TASK TO COMPLETE: All records are to be retyped faithfully and completely.

*** RECORDS FOR PROCESSING Section Begins ***

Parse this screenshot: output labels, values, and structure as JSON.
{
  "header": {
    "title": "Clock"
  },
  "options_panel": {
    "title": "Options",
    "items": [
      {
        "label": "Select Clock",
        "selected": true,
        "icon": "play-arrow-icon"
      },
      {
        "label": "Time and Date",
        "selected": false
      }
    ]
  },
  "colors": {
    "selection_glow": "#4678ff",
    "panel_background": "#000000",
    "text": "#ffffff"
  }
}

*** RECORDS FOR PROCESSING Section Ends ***

RESPONSE AREA:
Parse this screenshot: output labels, values, and structure as JSON.
{
  "header": {
    "title": "Clock"
  },
  "options_panel": {
    "title": "Options",
    "items": [
      {
        "label": "Select Clock",
        "selected": true,
        "icon": "play-arrow-icon"
      },
      {
        "label": "Time and Date",
        "selected": false
      }
    ]
  },
  "colors": {
    "selection_glow": "#4678ff",
    "panel_background": "#000000",
    "text": "#ffffff"
  }
}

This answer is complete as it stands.